### What this task involves
I'd like the entries that follow repeated exactly, with the pictures left out.

### Entries supplied

━━━━━━━━━━━━━━━━━━━━━━━━━━━━━━

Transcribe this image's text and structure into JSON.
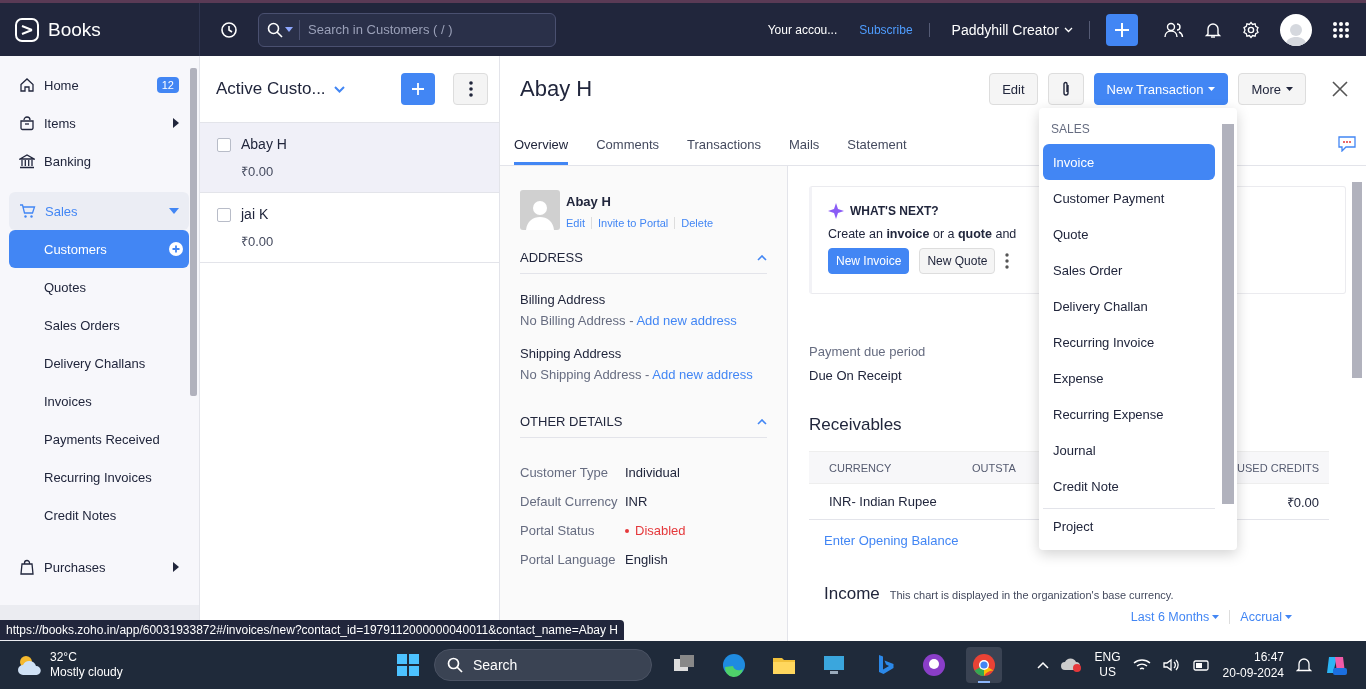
{
  "app": {
    "name": "Books"
  },
  "topbar": {
    "search_placeholder": "Search in Customers ( / )",
    "account": "Your accou...",
    "subscribe": "Subscribe",
    "organization": "Paddyhill Creator"
  },
  "sidebar": {
    "items": [
      {
        "label": "Home",
        "kind": "link",
        "selected": false,
        "badge": "12"
      },
      {
        "label": "Items",
        "kind": "group",
        "selected": false,
        "expanded": false
      },
      {
        "label": "Banking",
        "kind": "link",
        "selected": false
      },
      {
        "label": "Sales",
        "kind": "group",
        "selected": true,
        "expanded": true,
        "children": [
          {
            "label": "Customers",
            "selected": true
          },
          {
            "label": "Quotes",
            "selected": false
          },
          {
            "label": "Sales Orders",
            "selected": false
          },
          {
            "label": "Delivery Challans",
            "selected": false
          },
          {
            "label": "Invoices",
            "selected": false
          },
          {
            "label": "Payments Received",
            "selected": false
          },
          {
            "label": "Recurring Invoices",
            "selected": false
          },
          {
            "label": "Credit Notes",
            "selected": false
          }
        ]
      },
      {
        "label": "Purchases",
        "kind": "group",
        "selected": false,
        "expanded": false
      }
    ]
  },
  "customer_list": {
    "title": "Active Custo...",
    "customers": [
      {
        "name": "Abay H",
        "amount": "₹0.00",
        "selected": true,
        "checked": false
      },
      {
        "name": "jai K",
        "amount": "₹0.00",
        "selected": false,
        "checked": false
      }
    ]
  },
  "detail": {
    "name": "Abay H",
    "actions": {
      "edit": "Edit",
      "new_transaction": "New Transaction",
      "more": "More"
    },
    "tabs": [
      {
        "label": "Overview",
        "selected": true
      },
      {
        "label": "Comments",
        "selected": false
      },
      {
        "label": "Transactions",
        "selected": false
      },
      {
        "label": "Mails",
        "selected": false
      },
      {
        "label": "Statement",
        "selected": false
      }
    ],
    "contact": {
      "name": "Abay H",
      "links": [
        "Edit",
        "Invite to Portal",
        "Delete"
      ]
    },
    "address": {
      "title": "ADDRESS",
      "expanded": true,
      "entries": [
        {
          "label": "Billing Address",
          "value": "No Billing Address",
          "separator": "-",
          "link": "Add new address"
        },
        {
          "label": "Shipping Address",
          "value": "No Shipping Address",
          "separator": "-",
          "link": "Add new address"
        }
      ]
    },
    "other_details": {
      "title": "OTHER DETAILS",
      "expanded": true,
      "rows": [
        {
          "label": "Customer Type",
          "value": "Individual",
          "kind": "text"
        },
        {
          "label": "Default Currency",
          "value": "INR",
          "kind": "text"
        },
        {
          "label": "Portal Status",
          "value": "Disabled",
          "kind": "status"
        },
        {
          "label": "Portal Language",
          "value": "English",
          "kind": "text"
        }
      ]
    },
    "whats_next": {
      "title": "WHAT'S NEXT?",
      "text": "Create an **invoice** or a **quote** and",
      "buttons": [
        {
          "label": "New Invoice",
          "kind": "primary"
        },
        {
          "label": "New Quote",
          "kind": "secondary"
        }
      ]
    },
    "payment_terms": {
      "label": "Payment due period",
      "value": "Due On Receipt"
    },
    "receivables": {
      "title": "Receivables",
      "columns": [
        "CURRENCY",
        "OUTSTA",
        "USED CREDITS"
      ],
      "rows": [
        {
          "currency": "INR- Indian Rupee",
          "used_credits": "₹0.00"
        }
      ],
      "link": "Enter Opening Balance"
    },
    "income": {
      "title": "Income",
      "note": "This chart is displayed in the organization's base currency.",
      "filters": [
        "Last 6 Months",
        "Accrual"
      ]
    }
  },
  "transaction_menu": {
    "section": "SALES",
    "items": [
      {
        "label": "Invoice",
        "selected": true
      },
      {
        "label": "Customer Payment",
        "selected": false
      },
      {
        "label": "Quote",
        "selected": false
      },
      {
        "label": "Sales Order",
        "selected": false
      },
      {
        "label": "Delivery Challan",
        "selected": false
      },
      {
        "label": "Recurring Invoice",
        "selected": false
      },
      {
        "label": "Expense",
        "selected": false
      },
      {
        "label": "Recurring Expense",
        "selected": false
      },
      {
        "label": "Journal",
        "selected": false
      },
      {
        "label": "Credit Note",
        "selected": false
      },
      {
        "label": "Project",
        "selected": false
      }
    ]
  },
  "status_url": "https://books.zoho.in/app/60031933872#/invoices/new?contact_id=1979112000000040011&contact_name=Abay H",
  "taskbar": {
    "weather": {
      "temp": "32°C",
      "desc": "Mostly cloudy"
    },
    "search_placeholder": "Search",
    "language": [
      "ENG",
      "US"
    ],
    "time": "16:47",
    "date": "20-09-2024"
  }
}
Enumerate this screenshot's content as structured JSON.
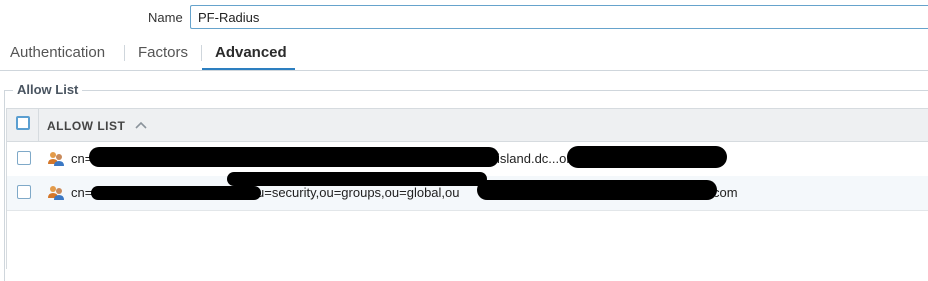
{
  "form": {
    "name_label": "Name",
    "name_value": "PF-Radius"
  },
  "tabs": [
    {
      "label": "Authentication",
      "active": false
    },
    {
      "label": "Factors",
      "active": false
    },
    {
      "label": "Advanced",
      "active": true
    }
  ],
  "section": {
    "title": "Allow List"
  },
  "grid": {
    "column_header": "ALLOW LIST",
    "sort_icon": "chevron-up-icon",
    "rows": [
      {
        "icon": "user-group-icon",
        "text_start": "cn=",
        "text_visible_end": "island.dc...om"
      },
      {
        "icon": "user-group-icon",
        "text_start": "cn=",
        "text_middle": "u=security,ou=groups,ou=global,ou",
        "text_visible_end": "com"
      }
    ]
  },
  "colors": {
    "accent": "#2d7fc0",
    "input_border": "#66a3cc",
    "header_bg": "#eef0f2",
    "row_alt_bg": "#f4f8fb",
    "redaction": "#000000"
  }
}
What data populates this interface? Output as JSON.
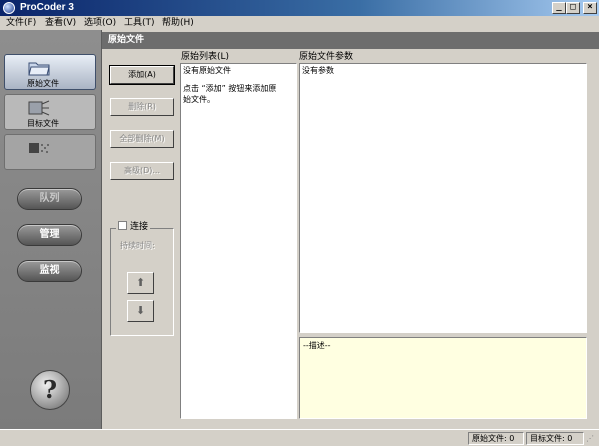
{
  "window": {
    "title": "ProCoder 3",
    "controls": {
      "minimize": "_",
      "maximize": "□",
      "close": "×"
    }
  },
  "menu": [
    {
      "label": "文件(F)"
    },
    {
      "label": "查看(V)"
    },
    {
      "label": "选项(O)"
    },
    {
      "label": "工具(T)"
    },
    {
      "label": "帮助(H)"
    }
  ],
  "sidebar": {
    "tabs": [
      {
        "label": "原始文件",
        "icon": "folder-icon",
        "state": "active"
      },
      {
        "label": "目标文件",
        "icon": "target-files-icon",
        "state": "normal"
      },
      {
        "label": "",
        "icon": "convert-icon",
        "state": "disabled"
      }
    ],
    "pills": [
      {
        "label": "队列",
        "state": "disabled"
      },
      {
        "label": "管理",
        "state": "normal"
      },
      {
        "label": "监视",
        "state": "normal"
      }
    ],
    "help_label": "?"
  },
  "section": {
    "title": "原始文件"
  },
  "actions": {
    "add": "添加(A)",
    "delete": "删除(R)",
    "delete_all": "全部删除(M)",
    "advanced": "高级(D)..."
  },
  "connection": {
    "checkbox_label": "连接",
    "duration_label": "持续时间:",
    "up_arrow": "⬆",
    "down_arrow": "⬇"
  },
  "source_list": {
    "label": "原始列表(L)",
    "empty_text": "没有原始文件",
    "hint_line1": "点击 “添加” 按钮来添加原",
    "hint_line2": "始文件。"
  },
  "params": {
    "label": "原始文件参数",
    "empty_text": "没有参数"
  },
  "description": {
    "label": "--描述--"
  },
  "statusbar": {
    "source_count": "原始文件: 0",
    "target_count": "目标文件: 0"
  },
  "colors": {
    "titlebar": "#0a246a",
    "panel": "#7b7b7b",
    "section_header": "#6d6d6d",
    "description_bg": "#ffffe1"
  }
}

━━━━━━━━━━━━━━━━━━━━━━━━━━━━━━

### Response to the task
Transcribe this image's text and structure into JSON.
{
  "app": {
    "name": "Books"
  },
  "topbar": {
    "search_placeholder": "Search in Customers ( / )",
    "account": "Your accou...",
    "subscribe": "Subscribe",
    "organization": "Paddyhill Creator"
  },
  "sidebar": {
    "items": [
      {
        "label": "Home",
        "kind": "link",
        "selected": false,
        "badge": "12"
      },
      {
        "label": "Items",
        "kind": "group",
        "selected": false,
        "expanded": false
      },
      {
        "label": "Banking",
        "kind": "link",
        "selected": false
      },
      {
        "label": "Sales",
        "kind": "group",
        "selected": true,
        "expanded": true,
        "children": [
          {
            "label": "Customers",
            "selected": true
          },
          {
            "label": "Quotes",
            "selected": false
          },
          {
            "label": "Sales Orders",
            "selected": false
          },
          {
            "label": "Delivery Challans",
            "selected": false
          },
          {
            "label": "Invoices",
            "selected": false
          },
          {
            "label": "Payments Received",
            "selected": false
          },
          {
            "label": "Recurring Invoices",
            "selected": false
          },
          {
            "label": "Credit Notes",
            "selected": false
          }
        ]
      },
      {
        "label": "Purchases",
        "kind": "group",
        "selected": false,
        "expanded": false
      }
    ]
  },
  "customer_list": {
    "title": "Active Custo...",
    "customers": [
      {
        "name": "Abay H",
        "amount": "₹0.00",
        "selected": true,
        "checked": false
      },
      {
        "name": "jai K",
        "amount": "₹0.00",
        "selected": false,
        "checked": false
      }
    ]
  },
  "detail": {
    "name": "Abay H",
    "actions": {
      "edit": "Edit",
      "new_transaction": "New Transaction",
      "more": "More"
    },
    "tabs": [
      {
        "label": "Overview",
        "selected": true
      },
      {
        "label": "Comments",
        "selected": false
      },
      {
        "label": "Transactions",
        "selected": false
      },
      {
        "label": "Mails",
        "selected": false
      },
      {
        "label": "Statement",
        "selected": false
      }
    ],
    "contact": {
      "name": "Abay H",
      "links": [
        "Edit",
        "Invite to Portal",
        "Delete"
      ]
    },
    "address": {
      "title": "ADDRESS",
      "expanded": true,
      "entries": [
        {
          "label": "Billing Address",
          "value": "No Billing Address",
          "separator": "-",
          "link": "Add new address"
        },
        {
          "label": "Shipping Address",
          "value": "No Shipping Address",
          "separator": "-",
          "link": "Add new address"
        }
      ]
    },
    "other_details": {
      "title": "OTHER DETAILS",
      "expanded": true,
      "rows": [
        {
          "label": "Customer Type",
          "value": "Individual",
          "kind": "text"
        },
        {
          "label": "Default Currency",
          "value": "INR",
          "kind": "text"
        },
        {
          "label": "Portal Status",
          "value": "Disabled",
          "kind": "status"
        },
        {
          "label": "Portal Language",
          "value": "English",
          "kind": "text"
        }
      ]
    },
    "whats_next": {
      "title": "WHAT'S NEXT?",
      "text": "Create an **invoice** or a **quote** and",
      "buttons": [
        {
          "label": "New Invoice",
          "kind": "primary"
        },
        {
          "label": "New Quote",
          "kind": "secondary"
        }
      ]
    },
    "payment_terms": {
      "label": "Payment due period",
      "value": "Due On Receipt"
    },
    "receivables": {
      "title": "Receivables",
      "columns": [
        "CURRENCY",
        "OUTSTA",
        "USED CREDITS"
      ],
      "rows": [
        {
          "currency": "INR- Indian Rupee",
          "used_credits": "₹0.00"
        }
      ],
      "link": "Enter Opening Balance"
    },
    "income": {
      "title": "Income",
      "note": "This chart is displayed in the organization's base currency.",
      "filters": [
        "Last 6 Months",
        "Accrual"
      ]
    }
  },
  "transaction_menu": {
    "section": "SALES",
    "items": [
      {
        "label": "Invoice",
        "selected": true
      },
      {
        "label": "Customer Payment",
        "selected": false
      },
      {
        "label": "Quote",
        "selected": false
      },
      {
        "label": "Sales Order",
        "selected": false
      },
      {
        "label": "Delivery Challan",
        "selected": false
      },
      {
        "label": "Recurring Invoice",
        "selected": false
      },
      {
        "label": "Expense",
        "selected": false
      },
      {
        "label": "Recurring Expense",
        "selected": false
      },
      {
        "label": "Journal",
        "selected": false
      },
      {
        "label": "Credit Note",
        "selected": false
      },
      {
        "label": "Project",
        "selected": false
      }
    ]
  },
  "status_url": "https://books.zoho.in/app/60031933872#/invoices/new?contact_id=1979112000000040011&contact_name=Abay H",
  "taskbar": {
    "weather": {
      "temp": "32°C",
      "desc": "Mostly cloudy"
    },
    "search_placeholder": "Search",
    "language": [
      "ENG",
      "US"
    ],
    "time": "16:47",
    "date": "20-09-2024"
  }
}
Enumerate this screenshot's content as structured JSON.
{
  "form": {
    "name_label": "Name",
    "name_value": "PF-Radius"
  },
  "tabs": [
    {
      "label": "Authentication",
      "active": false
    },
    {
      "label": "Factors",
      "active": false
    },
    {
      "label": "Advanced",
      "active": true
    }
  ],
  "section": {
    "title": "Allow List"
  },
  "grid": {
    "column_header": "ALLOW LIST",
    "sort_icon": "chevron-up-icon",
    "rows": [
      {
        "icon": "user-group-icon",
        "text_start": "cn=",
        "text_visible_end": "island.dc...om"
      },
      {
        "icon": "user-group-icon",
        "text_start": "cn=",
        "text_middle": "u=security,ou=groups,ou=global,ou",
        "text_visible_end": "com"
      }
    ]
  },
  "colors": {
    "accent": "#2d7fc0",
    "input_border": "#66a3cc",
    "header_bg": "#eef0f2",
    "row_alt_bg": "#f4f8fb",
    "redaction": "#000000"
  }
}
What data populates this interface? Output as JSON.
{
  "window": {
    "title": "ProCoder 3",
    "controls": {
      "minimize": "_",
      "maximize": "□",
      "close": "×"
    }
  },
  "menu": [
    {
      "label": "文件(F)"
    },
    {
      "label": "查看(V)"
    },
    {
      "label": "选项(O)"
    },
    {
      "label": "工具(T)"
    },
    {
      "label": "帮助(H)"
    }
  ],
  "sidebar": {
    "tabs": [
      {
        "label": "原始文件",
        "icon": "folder-icon",
        "state": "active"
      },
      {
        "label": "目标文件",
        "icon": "target-files-icon",
        "state": "normal"
      },
      {
        "label": "",
        "icon": "convert-icon",
        "state": "disabled"
      }
    ],
    "pills": [
      {
        "label": "队列",
        "state": "disabled"
      },
      {
        "label": "管理",
        "state": "normal"
      },
      {
        "label": "监视",
        "state": "normal"
      }
    ],
    "help_label": "?"
  },
  "section": {
    "title": "原始文件"
  },
  "actions": {
    "add": "添加(A)",
    "delete": "删除(R)",
    "delete_all": "全部删除(M)",
    "advanced": "高级(D)..."
  },
  "connection": {
    "checkbox_label": "连接",
    "duration_label": "持续时间:",
    "up_arrow": "⬆",
    "down_arrow": "⬇"
  },
  "source_list": {
    "label": "原始列表(L)",
    "empty_text": "没有原始文件",
    "hint_line1": "点击 “添加” 按钮来添加原",
    "hint_line2": "始文件。"
  },
  "params": {
    "label": "原始文件参数",
    "empty_text": "没有参数"
  },
  "description": {
    "label": "--描述--"
  },
  "statusbar": {
    "source_count": "原始文件: 0",
    "target_count": "目标文件: 0"
  },
  "colors": {
    "titlebar": "#0a246a",
    "panel": "#7b7b7b",
    "section_header": "#6d6d6d",
    "description_bg": "#ffffe1"
  }
}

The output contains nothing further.